I love making greens powder. I have a small dehydrator  and simply fill it up with whatever greens I have on hand, drying them at a very low temperature for around 30 hours ( I put it in one day and turn it off next, but usually it goes longer than 24, you want them really crisp) to preserve all the nutrients. Right now it is a mix of kale and collards; I remove the stems, as they stay hard and make crumbling the final product much more difficult! Besides, those are happily eaten raw, so nothing goes to waste.

If you do not have a dehydrator, you can dry greens without one. Many people dry them just with the air, and I have done this myself in the past. For a smaller amount it is a great way to go; I have so many birds now I just need to do huge batches! You can go fancy and get one of these, but you could also just get a large cookie sheet, lay the greens on that, and leave them somewhere safe such as on top of the fridge, until they are nice and dry. And yes, I am sure mold is possible, but I formerly lived in the very humid south (supposedly the mountains are better, although still the south) where chopped vegetables smelled in half an hour and steel often rusted in a couple of months.... and I have never seen moldy greens. Air drying has been used for who knows how long for various green foods (think bundles of herbs hanging form the rafters) so the odds are in your favor, at the very least. Why not try it and see? Once the greens are quite dry, I just take them out, and crumble by hand or with a small coffee grinder if I want a finer product. And there you have it, a very easy method to add greens to anything!

Some powder I also buy. Avian Organics, for one, has some lovely organic powders- blackberry, blueberry, carrot, and apple. Obviously, blackberries and blueberries have lots of antioxidants with not too much sugar, and carrots lots nutrition and vit. A (although much more sugar!) but her apple powder is also quite good, being made only with the peel of the apple, where most of the nutrition is. If your parrots are anything like mine, they eat the apple and leave the peel (same for anything, even fresh corn is peeled) which makes this powder quite useful!


Peachfront said...

Meg, if you have any experience with tart cherry powder, I'd love to hear about it. Thinking about trying it...

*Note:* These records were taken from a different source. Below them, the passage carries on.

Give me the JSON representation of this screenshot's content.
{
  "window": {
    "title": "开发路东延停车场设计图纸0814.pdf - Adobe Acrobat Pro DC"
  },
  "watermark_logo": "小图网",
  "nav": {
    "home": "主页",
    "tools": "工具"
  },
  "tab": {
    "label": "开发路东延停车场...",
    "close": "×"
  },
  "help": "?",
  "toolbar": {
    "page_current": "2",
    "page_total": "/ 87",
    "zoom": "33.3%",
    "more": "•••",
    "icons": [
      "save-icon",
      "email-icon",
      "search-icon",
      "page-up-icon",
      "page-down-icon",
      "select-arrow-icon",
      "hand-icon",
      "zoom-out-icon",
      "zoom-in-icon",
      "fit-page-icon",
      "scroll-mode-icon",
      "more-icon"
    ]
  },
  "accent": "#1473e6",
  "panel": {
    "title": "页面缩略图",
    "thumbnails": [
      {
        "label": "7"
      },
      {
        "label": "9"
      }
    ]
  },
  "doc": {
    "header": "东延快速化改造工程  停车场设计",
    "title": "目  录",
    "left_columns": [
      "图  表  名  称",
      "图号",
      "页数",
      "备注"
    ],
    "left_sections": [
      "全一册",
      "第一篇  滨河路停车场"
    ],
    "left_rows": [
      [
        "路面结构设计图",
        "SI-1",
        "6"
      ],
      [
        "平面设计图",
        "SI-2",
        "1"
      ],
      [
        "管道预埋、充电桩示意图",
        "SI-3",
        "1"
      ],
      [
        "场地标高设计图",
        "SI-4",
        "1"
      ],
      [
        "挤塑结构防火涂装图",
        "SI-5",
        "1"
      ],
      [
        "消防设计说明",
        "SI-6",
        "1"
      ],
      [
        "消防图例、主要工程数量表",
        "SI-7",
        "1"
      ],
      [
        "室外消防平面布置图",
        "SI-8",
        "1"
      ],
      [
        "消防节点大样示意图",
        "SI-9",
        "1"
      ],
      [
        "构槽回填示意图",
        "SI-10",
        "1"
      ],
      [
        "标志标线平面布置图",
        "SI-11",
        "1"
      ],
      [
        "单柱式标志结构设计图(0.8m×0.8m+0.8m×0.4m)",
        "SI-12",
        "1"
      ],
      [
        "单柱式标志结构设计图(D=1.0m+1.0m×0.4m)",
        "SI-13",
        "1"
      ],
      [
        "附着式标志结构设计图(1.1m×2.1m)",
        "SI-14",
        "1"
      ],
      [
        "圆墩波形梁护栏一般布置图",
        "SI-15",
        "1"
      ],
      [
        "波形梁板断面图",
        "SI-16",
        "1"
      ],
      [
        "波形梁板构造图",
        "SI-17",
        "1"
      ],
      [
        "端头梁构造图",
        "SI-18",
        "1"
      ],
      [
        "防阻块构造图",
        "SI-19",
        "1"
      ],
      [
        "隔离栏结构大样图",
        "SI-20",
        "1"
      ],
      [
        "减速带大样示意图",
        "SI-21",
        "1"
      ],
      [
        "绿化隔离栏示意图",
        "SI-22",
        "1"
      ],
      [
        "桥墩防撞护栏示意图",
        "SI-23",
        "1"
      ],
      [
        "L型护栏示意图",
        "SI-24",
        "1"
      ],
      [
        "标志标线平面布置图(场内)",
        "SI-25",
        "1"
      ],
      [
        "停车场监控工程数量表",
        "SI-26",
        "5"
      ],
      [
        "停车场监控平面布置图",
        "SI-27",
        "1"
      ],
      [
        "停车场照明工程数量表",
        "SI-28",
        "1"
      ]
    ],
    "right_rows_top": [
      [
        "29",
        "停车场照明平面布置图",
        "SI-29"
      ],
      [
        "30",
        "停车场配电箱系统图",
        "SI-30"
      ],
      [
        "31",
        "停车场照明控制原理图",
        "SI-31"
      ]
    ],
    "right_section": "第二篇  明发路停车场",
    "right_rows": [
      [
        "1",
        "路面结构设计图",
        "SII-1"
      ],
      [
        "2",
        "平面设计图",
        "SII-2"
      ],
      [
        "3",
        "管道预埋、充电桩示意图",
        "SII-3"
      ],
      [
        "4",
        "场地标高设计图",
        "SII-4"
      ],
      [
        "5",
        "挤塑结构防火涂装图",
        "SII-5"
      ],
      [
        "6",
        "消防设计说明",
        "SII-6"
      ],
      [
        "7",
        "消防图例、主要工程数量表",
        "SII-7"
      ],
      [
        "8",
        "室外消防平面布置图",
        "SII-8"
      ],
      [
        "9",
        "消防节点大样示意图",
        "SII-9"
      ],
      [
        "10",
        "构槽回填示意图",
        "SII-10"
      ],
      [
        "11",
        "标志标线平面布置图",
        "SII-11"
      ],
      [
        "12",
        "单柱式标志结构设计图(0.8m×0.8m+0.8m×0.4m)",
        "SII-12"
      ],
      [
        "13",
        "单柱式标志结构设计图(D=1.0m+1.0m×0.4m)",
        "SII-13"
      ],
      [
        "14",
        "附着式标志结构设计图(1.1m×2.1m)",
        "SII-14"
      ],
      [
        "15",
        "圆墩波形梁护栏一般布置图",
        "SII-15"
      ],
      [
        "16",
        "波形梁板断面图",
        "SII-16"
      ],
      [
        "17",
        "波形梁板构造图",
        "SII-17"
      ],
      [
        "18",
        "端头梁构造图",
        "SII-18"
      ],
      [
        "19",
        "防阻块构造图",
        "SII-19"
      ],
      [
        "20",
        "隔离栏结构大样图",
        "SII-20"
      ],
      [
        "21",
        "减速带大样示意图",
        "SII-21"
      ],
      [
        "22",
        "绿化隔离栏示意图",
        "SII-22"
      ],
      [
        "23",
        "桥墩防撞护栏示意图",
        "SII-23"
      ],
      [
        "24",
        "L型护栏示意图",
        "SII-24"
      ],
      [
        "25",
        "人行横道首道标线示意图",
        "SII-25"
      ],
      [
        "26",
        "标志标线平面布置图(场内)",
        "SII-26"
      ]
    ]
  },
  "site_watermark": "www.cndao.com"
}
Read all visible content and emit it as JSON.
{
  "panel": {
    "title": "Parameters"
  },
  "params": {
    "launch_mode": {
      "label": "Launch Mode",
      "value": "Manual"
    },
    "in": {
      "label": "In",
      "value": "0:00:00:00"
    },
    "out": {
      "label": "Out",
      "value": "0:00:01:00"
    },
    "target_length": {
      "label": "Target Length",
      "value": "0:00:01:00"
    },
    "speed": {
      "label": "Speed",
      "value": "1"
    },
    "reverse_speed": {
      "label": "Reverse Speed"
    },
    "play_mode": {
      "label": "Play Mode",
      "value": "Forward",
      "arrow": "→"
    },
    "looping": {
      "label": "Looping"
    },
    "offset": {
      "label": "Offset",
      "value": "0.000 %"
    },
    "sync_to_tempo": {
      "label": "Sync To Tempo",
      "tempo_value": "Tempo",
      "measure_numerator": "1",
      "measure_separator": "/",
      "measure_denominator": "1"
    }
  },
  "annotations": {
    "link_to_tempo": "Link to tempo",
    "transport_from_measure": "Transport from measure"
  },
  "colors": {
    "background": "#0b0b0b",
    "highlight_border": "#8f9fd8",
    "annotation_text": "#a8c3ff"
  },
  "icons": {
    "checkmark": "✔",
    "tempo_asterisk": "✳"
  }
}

Meg said...

No, I have never tried it, although I imagine it would be very good. I used to have a sour cherry tree, so we had plenty of those to enjoy!